New Jersey Lt.-Gov. Kim Guadagno strongly denied today that Republican Gov. Chris Christie's administration had tied Superstorm Sandy recovery funds to support for a prime real estate project in Hoboken.
Speaking at an event to mark the Martin Luther King holiday in the U.S., Guadagno said the allegations by Hoboken Mayor Dawn Zimmer were "wholly and completely false."
Last weekend, the Democratic mayor ratcheted up her allegation about the funding link and said that she had turned over documents to a federal prosecutor investigating his staff.
Guadagno pushed back unequivocally against the accusations, which are part of broader political trouble dogging possible presidential aspirant Christie since he fired two aides in a bridge-traffic scandal two weeks ago.
"Frankly, I'm surprised that Mayor Zimmer has chosen to miscategorize a conversation I had with her about a project in Hoboken," Guadagno said in a news conference carried on CNN.
She wouldn't take questions and left the microphone immediately after.
On Saturday, Zimmer said Guadagno and a top community development official separately told her that recovery funds would flow to her city if she expedited the commercial development project by the New York-based Rockefeller Group.

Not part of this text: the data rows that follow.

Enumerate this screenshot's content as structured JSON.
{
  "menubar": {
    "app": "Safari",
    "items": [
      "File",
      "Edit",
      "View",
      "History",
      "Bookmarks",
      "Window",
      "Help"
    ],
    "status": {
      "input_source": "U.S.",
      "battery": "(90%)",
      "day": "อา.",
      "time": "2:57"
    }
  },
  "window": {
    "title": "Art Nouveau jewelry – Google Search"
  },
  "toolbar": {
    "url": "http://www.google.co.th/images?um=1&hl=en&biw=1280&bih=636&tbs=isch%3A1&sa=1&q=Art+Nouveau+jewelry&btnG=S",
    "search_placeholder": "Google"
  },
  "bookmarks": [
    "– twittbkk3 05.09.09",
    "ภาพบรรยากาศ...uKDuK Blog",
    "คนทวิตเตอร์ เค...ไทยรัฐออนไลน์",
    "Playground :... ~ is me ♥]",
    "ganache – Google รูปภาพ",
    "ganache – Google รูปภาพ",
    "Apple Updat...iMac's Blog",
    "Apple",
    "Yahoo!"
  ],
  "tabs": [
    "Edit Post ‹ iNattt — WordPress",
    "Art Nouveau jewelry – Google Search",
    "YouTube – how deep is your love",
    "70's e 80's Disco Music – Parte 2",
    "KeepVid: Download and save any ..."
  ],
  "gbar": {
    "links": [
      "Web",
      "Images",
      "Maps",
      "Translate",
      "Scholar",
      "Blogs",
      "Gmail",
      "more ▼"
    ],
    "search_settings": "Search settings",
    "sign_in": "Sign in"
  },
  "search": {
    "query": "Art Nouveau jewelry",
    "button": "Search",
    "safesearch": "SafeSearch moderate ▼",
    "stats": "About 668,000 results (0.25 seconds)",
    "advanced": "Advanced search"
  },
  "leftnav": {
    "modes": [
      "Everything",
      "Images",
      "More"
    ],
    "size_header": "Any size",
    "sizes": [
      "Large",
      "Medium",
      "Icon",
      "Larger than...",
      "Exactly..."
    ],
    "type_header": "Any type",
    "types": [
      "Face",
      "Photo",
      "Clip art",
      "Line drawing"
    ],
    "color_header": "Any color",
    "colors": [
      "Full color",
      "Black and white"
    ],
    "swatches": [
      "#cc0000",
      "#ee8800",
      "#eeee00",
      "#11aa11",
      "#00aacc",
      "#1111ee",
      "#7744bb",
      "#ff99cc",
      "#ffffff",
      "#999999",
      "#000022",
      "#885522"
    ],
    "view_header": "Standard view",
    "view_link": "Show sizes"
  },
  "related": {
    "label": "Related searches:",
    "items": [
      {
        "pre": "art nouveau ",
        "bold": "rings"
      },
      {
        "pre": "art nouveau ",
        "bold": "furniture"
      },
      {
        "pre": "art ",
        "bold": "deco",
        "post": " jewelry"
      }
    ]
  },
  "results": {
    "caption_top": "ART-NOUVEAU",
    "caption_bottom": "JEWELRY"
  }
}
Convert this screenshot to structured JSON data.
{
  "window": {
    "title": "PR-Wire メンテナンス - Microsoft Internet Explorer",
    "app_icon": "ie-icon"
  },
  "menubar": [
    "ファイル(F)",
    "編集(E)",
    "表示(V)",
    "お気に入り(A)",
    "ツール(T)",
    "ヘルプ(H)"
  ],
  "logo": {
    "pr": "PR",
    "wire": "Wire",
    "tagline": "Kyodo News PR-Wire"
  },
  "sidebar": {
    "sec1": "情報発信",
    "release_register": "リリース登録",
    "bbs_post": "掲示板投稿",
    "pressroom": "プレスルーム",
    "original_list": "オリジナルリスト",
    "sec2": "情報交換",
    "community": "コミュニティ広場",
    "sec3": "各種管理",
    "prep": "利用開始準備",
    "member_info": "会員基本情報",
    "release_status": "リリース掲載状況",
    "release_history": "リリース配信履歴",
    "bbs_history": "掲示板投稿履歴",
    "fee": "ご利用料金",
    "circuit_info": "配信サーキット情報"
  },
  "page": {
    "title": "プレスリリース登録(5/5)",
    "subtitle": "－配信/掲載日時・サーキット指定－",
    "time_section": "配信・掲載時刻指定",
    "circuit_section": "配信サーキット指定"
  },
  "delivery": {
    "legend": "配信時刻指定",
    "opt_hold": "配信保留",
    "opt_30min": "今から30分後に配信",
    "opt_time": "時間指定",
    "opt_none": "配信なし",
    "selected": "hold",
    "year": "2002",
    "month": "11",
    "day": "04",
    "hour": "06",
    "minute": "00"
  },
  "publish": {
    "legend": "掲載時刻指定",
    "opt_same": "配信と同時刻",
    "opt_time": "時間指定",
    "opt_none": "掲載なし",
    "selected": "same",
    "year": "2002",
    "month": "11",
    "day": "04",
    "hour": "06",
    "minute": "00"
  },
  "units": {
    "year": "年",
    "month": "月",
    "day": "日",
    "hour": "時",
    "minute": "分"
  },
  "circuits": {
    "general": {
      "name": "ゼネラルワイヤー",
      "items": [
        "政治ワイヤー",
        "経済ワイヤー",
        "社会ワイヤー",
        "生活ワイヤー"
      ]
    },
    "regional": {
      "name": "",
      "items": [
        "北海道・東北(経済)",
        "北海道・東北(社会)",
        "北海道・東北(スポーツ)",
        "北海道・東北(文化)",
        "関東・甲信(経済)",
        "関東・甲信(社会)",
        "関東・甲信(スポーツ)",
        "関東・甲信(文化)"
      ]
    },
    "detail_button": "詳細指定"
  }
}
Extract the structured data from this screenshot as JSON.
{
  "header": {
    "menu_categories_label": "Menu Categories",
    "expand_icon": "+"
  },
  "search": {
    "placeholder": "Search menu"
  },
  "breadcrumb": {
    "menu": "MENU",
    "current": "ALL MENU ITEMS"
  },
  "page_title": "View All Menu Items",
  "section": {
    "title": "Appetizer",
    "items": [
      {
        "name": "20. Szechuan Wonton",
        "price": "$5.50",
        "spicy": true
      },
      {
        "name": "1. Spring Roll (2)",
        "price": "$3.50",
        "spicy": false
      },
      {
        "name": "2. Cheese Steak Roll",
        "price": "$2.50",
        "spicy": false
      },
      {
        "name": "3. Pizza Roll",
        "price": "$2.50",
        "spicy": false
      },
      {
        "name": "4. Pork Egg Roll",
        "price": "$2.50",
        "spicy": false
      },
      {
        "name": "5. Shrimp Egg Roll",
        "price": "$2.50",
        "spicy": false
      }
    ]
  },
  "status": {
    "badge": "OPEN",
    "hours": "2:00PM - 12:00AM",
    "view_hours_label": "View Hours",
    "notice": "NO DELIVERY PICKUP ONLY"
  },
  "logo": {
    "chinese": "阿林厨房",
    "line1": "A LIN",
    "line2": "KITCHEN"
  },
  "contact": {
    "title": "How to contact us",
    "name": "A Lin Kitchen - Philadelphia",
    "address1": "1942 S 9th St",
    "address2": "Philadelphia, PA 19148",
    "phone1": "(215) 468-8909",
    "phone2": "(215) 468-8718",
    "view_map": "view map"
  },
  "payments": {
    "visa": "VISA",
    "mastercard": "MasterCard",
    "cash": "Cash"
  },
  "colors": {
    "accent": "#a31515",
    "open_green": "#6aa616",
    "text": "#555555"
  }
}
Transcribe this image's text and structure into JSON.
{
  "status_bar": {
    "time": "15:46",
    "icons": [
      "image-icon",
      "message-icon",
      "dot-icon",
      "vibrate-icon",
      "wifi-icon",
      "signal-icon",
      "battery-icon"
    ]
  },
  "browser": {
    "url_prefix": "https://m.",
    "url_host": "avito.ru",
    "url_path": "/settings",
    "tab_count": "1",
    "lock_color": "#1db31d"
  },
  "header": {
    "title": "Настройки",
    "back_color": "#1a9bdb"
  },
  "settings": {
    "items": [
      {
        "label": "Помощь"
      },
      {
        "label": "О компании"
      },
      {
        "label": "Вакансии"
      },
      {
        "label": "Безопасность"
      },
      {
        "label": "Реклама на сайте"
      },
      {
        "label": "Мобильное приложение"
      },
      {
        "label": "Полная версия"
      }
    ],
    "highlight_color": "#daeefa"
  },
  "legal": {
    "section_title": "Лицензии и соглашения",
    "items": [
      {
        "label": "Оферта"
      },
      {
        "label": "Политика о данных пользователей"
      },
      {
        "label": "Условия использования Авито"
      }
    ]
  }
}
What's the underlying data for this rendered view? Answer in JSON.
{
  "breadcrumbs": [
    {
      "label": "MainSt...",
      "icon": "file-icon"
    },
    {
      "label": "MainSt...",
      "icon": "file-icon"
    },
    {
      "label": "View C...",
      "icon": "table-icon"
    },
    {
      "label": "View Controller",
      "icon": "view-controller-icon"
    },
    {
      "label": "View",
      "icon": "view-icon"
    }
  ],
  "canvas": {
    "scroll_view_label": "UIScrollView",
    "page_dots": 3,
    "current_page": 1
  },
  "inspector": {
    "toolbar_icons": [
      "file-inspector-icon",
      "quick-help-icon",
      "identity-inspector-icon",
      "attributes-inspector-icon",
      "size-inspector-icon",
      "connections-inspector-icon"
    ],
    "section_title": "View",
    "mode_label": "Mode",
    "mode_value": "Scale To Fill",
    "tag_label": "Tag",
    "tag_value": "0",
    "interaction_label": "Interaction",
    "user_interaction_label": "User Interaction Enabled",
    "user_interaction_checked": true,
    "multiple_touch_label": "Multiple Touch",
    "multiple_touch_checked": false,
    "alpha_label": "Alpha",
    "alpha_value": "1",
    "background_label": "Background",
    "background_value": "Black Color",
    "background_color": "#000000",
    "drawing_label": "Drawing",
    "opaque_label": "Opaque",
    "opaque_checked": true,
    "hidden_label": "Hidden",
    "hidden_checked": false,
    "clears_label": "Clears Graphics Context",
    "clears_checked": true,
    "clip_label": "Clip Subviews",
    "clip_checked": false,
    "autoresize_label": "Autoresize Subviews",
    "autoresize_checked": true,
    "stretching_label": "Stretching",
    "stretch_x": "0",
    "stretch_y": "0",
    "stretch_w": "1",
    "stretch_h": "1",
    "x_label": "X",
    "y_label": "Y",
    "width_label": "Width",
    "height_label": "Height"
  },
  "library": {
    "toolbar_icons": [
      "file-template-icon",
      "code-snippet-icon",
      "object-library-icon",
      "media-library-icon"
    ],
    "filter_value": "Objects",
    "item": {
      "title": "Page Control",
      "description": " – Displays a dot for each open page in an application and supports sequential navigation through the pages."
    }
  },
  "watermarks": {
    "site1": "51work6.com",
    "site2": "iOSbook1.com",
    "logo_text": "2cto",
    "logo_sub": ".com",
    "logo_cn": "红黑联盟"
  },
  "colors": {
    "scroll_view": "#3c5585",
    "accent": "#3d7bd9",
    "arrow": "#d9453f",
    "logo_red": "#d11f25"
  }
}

On Sunday, she went a step further and said on CNN's State of the Union with Candy Crowley that Guadagno told her the request "was a direct message from the governor.
"The lieutenant-governor pulled me aside and said, essentially, 'You've got to move forward with the Rockefeller project. This project is really important to the governor.' And she said that she had been with him on Friday night and that this was a direct message from the governor," Zimmer recalled Guadagno saying.
Zimmer says she'll testify under oath
Christie spokesman Colin Reed issued a statement Sunday, saying, "Mayor Zimmer's categorization about her conversation in Hoboken is categorically false."
Zimmer said in a statement Sunday night that she will "provide any requested information and testify under oath about the facts of what happened when the lieutenant governor came to Hoboken and told me that Sandy aid would be contingent on moving forward with a private development project."
Hoboken, a low-lying city of 50,000 across from Manhattan, was nearly swallowed by the Hudson River during Sandy, with three of its electrical substations and most of its firehouses flooded, businesses and homes submerged, the train station inundated with water, and people trapped in highrises because elevators didn't work and lobbies were underwater.
Zimmer has proposed a comprehensive flood mitigation plan and has applied for $100 million US in grants to help make it happen.